McLay says these next-generation stores sport a new exterior look and a more attractive layout, and showcase their strengths in the automotive and tool business, while a big sports and recreational section will reflect category authority. The retailer is also adding, for the first time, a small ready-to-serve food section to drive traffic to the stores.

And what does he see for 2009? ‘If you can let me know what the Canadian dollar’s going to be, I might be able to tell you,’ he jokes. Then he adds, more seriously: ‘We, like most retailers, have to be positioned for flexibility and are cautiously optimistic in the future.’

Toshiba interrupts the holiday hubbub with unconventional antics

Toshiba Canada, which usually adopts a serious brand image befitting a maker of laptops and TVs, is set to ‘make people smile’ and break through the clutter of holiday ads with a campaign designed to go against the conventional ‘surprising your loved ones with a gift’ messaging.

The 30-second TV spots called ‘Spoil the Surprise’ explore the notion of telling loved ones in advance exactly what they are getting. ‘We all have the experience of getting gifts that are not exactly suited for us, but when times are more challenging – and it’s going to be a tougher year for all consumers – it’s even more important to make sure our dollars are spent in the most beneficial way,’ says Sherry Lyons.

Starting in mid-November, two commercials created by Zig hit primetime TV. One of the ads, explains Zig’s creative director Kevin Lynch, opens with a voiceover: ‘This laptop is for Geoff Berg of Mississauga.’ Immediately, arrows and spotlights point to several wrapped presents, one of which keeps beeping, ‘It’s a Toshiba laptop, it’s a Toshiba laptop.’ Product features then unfold, and the tagline points consumers to to learn more.

Also, by driving to the website, Toshiba wants to educate consumers on the wide range of options within the TV and laptop product lines, says Lyons.

To attract gaming enthusiasts, the company is also on Facebook, and this holiday season Toshiba is increasing its presence in malls.

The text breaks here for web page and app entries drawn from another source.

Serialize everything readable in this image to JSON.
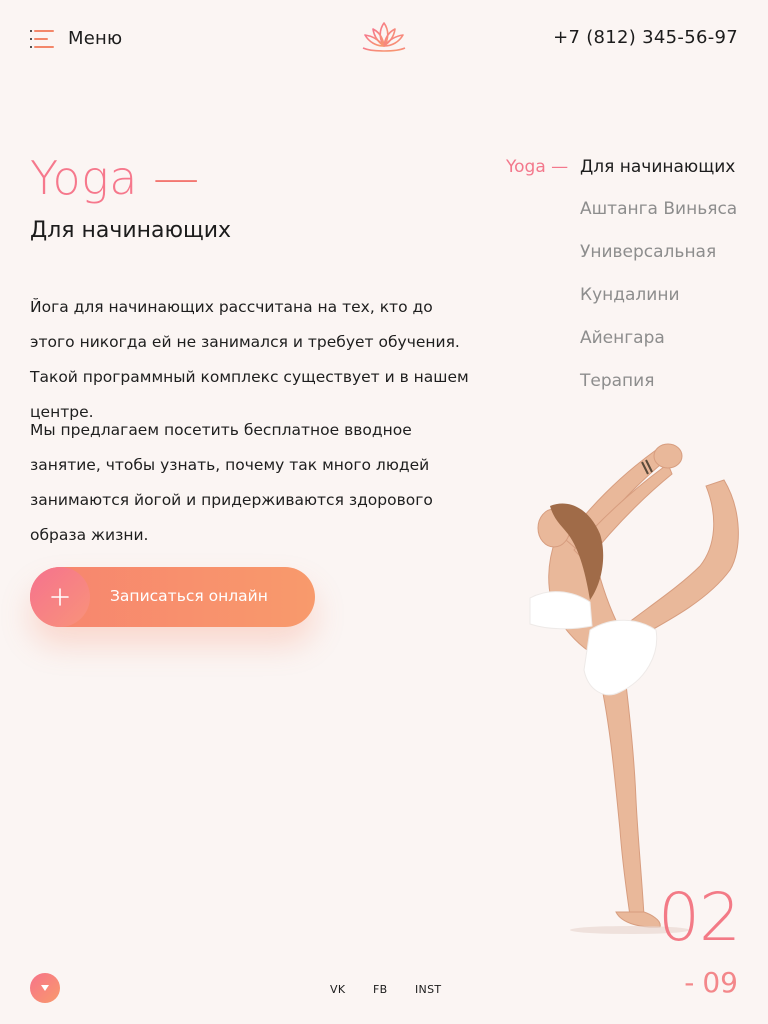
{
  "header": {
    "menu_label": "Меню",
    "phone": "+7 (812) 345-56-97"
  },
  "hero": {
    "title": "Yoga",
    "title_dash": "—",
    "subtitle": "Для начинающих",
    "paragraphs": [
      "Йога для начинающих рассчитана на тех, кто до этого никогда ей не занимался и требует обучения. Такой программный комплекс существует и в нашем центре.",
      "Мы предлагаем посетить бесплатное вводное занятие, чтобы узнать, почему так много людей занимаются йогой и придерживаются здорового образа жизни."
    ],
    "cta_label": "Записаться онлайн"
  },
  "programs": {
    "prefix": "Yoga —",
    "items": [
      {
        "label": "Для начинающих",
        "active": true
      },
      {
        "label": "Аштанга Виньяса",
        "active": false
      },
      {
        "label": "Универсальная",
        "active": false
      },
      {
        "label": "Кундалини",
        "active": false
      },
      {
        "label": "Айенгара",
        "active": false
      },
      {
        "label": "Терапия",
        "active": false
      }
    ]
  },
  "slide_counter": {
    "current": "02",
    "total_dash": "-",
    "total": "09"
  },
  "social": {
    "vk": "VK",
    "fb": "FB",
    "inst": "INST"
  },
  "colors": {
    "accent_pink": "#f6788c",
    "accent_coral": "#f89a6c",
    "background": "#fbf5f3"
  },
  "icons": {
    "menu": "menu-icon",
    "logo": "lotus-logo",
    "cta": "plus-icon",
    "scroll": "chevron-down-icon"
  }
}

Lynch says the unconventional approach is needed, especially for high-end gifts. ‘Every marketer is gunning for the same dollars, and you have many sales messages which are similar – ‘We have the perfect gift for everyone on your list.”